TASK TO CARRY OUT: Every entry must come back exactly as it was written.

PROVIDED RECORDS:
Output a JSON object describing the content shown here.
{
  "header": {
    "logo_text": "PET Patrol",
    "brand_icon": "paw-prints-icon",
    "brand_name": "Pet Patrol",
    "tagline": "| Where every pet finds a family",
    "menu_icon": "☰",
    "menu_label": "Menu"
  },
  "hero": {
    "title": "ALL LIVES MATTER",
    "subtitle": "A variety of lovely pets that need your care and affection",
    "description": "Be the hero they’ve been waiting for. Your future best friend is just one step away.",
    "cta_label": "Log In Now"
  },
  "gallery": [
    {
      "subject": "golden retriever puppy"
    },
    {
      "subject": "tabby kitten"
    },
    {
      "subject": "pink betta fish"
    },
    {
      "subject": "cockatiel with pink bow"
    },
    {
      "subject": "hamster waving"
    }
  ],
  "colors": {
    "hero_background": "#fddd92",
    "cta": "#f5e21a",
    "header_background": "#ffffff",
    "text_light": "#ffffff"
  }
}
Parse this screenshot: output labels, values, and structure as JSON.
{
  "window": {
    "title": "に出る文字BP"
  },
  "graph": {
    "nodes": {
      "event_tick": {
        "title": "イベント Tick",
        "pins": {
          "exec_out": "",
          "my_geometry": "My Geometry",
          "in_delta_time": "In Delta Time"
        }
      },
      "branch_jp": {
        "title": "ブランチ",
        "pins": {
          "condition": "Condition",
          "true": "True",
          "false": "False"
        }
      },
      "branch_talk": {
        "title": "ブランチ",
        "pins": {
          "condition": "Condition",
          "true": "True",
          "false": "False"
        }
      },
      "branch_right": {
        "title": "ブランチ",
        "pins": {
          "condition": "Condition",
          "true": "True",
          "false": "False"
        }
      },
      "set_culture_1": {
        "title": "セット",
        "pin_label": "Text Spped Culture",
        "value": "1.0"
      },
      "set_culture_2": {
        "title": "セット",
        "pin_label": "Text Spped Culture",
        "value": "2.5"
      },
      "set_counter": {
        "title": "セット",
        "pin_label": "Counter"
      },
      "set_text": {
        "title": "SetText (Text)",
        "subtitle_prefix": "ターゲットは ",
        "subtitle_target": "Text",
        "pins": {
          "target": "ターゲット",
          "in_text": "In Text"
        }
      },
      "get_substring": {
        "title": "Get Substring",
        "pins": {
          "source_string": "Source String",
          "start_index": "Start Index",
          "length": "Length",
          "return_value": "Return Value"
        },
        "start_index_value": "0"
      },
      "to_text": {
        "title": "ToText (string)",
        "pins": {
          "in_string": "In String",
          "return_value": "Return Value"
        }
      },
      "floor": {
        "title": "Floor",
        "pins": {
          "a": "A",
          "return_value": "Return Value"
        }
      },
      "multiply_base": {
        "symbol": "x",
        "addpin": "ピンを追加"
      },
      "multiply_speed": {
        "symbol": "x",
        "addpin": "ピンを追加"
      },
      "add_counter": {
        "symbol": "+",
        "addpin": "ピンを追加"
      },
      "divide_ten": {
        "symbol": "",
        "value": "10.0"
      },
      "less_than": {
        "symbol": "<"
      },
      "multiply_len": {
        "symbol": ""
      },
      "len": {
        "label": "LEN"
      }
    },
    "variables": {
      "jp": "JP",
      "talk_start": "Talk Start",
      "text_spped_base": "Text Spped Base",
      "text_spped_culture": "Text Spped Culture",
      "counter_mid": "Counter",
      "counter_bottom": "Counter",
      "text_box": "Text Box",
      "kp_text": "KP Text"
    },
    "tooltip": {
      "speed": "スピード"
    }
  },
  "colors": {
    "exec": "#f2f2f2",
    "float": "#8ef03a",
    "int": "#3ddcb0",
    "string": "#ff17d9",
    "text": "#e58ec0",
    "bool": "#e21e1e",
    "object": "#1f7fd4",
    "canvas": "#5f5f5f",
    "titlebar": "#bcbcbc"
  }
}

WORKED SOLUTION:
Output a JSON object describing the content shown here.
{
  "header": {
    "logo_text": "PET Patrol",
    "brand_icon": "paw-prints-icon",
    "brand_name": "Pet Patrol",
    "tagline": "| Where every pet finds a family",
    "menu_icon": "☰",
    "menu_label": "Menu"
  },
  "hero": {
    "title": "ALL LIVES MATTER",
    "subtitle": "A variety of lovely pets that need your care and affection",
    "description": "Be the hero they’ve been waiting for. Your future best friend is just one step away.",
    "cta_label": "Log In Now"
  },
  "gallery": [
    {
      "subject": "golden retriever puppy"
    },
    {
      "subject": "tabby kitten"
    },
    {
      "subject": "pink betta fish"
    },
    {
      "subject": "cockatiel with pink bow"
    },
    {
      "subject": "hamster waving"
    }
  ],
  "colors": {
    "hero_background": "#fddd92",
    "cta": "#f5e21a",
    "header_background": "#ffffff",
    "text_light": "#ffffff"
  }
}
Parse this screenshot: output labels, values, and structure as JSON.
{
  "window": {
    "title": "に出る文字BP"
  },
  "graph": {
    "nodes": {
      "event_tick": {
        "title": "イベント Tick",
        "pins": {
          "exec_out": "",
          "my_geometry": "My Geometry",
          "in_delta_time": "In Delta Time"
        }
      },
      "branch_jp": {
        "title": "ブランチ",
        "pins": {
          "condition": "Condition",
          "true": "True",
          "false": "False"
        }
      },
      "branch_talk": {
        "title": "ブランチ",
        "pins": {
          "condition": "Condition",
          "true": "True",
          "false": "False"
        }
      },
      "branch_right": {
        "title": "ブランチ",
        "pins": {
          "condition": "Condition",
          "true": "True",
          "false": "False"
        }
      },
      "set_culture_1": {
        "title": "セット",
        "pin_label": "Text Spped Culture",
        "value": "1.0"
      },
      "set_culture_2": {
        "title": "セット",
        "pin_label": "Text Spped Culture",
        "value": "2.5"
      },
      "set_counter": {
        "title": "セット",
        "pin_label": "Counter"
      },
      "set_text": {
        "title": "SetText (Text)",
        "subtitle_prefix": "ターゲットは ",
        "subtitle_target": "Text",
        "pins": {
          "target": "ターゲット",
          "in_text": "In Text"
        }
      },
      "get_substring": {
        "title": "Get Substring",
        "pins": {
          "source_string": "Source String",
          "start_index": "Start Index",
          "length": "Length",
          "return_value": "Return Value"
        },
        "start_index_value": "0"
      },
      "to_text": {
        "title": "ToText (string)",
        "pins": {
          "in_string": "In String",
          "return_value": "Return Value"
        }
      },
      "floor": {
        "title": "Floor",
        "pins": {
          "a": "A",
          "return_value": "Return Value"
        }
      },
      "multiply_base": {
        "symbol": "x",
        "addpin": "ピンを追加"
      },
      "multiply_speed": {
        "symbol": "x",
        "addpin": "ピンを追加"
      },
      "add_counter": {
        "symbol": "+",
        "addpin": "ピンを追加"
      },
      "divide_ten": {
        "symbol": "",
        "value": "10.0"
      },
      "less_than": {
        "symbol": "<"
      },
      "multiply_len": {
        "symbol": ""
      },
      "len": {
        "label": "LEN"
      }
    },
    "variables": {
      "jp": "JP",
      "talk_start": "Talk Start",
      "text_spped_base": "Text Spped Base",
      "text_spped_culture": "Text Spped Culture",
      "counter_mid": "Counter",
      "counter_bottom": "Counter",
      "text_box": "Text Box",
      "kp_text": "KP Text"
    },
    "tooltip": {
      "speed": "スピード"
    }
  },
  "colors": {
    "exec": "#f2f2f2",
    "float": "#8ef03a",
    "int": "#3ddcb0",
    "string": "#ff17d9",
    "text": "#e58ec0",
    "bool": "#e21e1e",
    "object": "#1f7fd4",
    "canvas": "#5f5f5f",
    "titlebar": "#bcbcbc"
  }
}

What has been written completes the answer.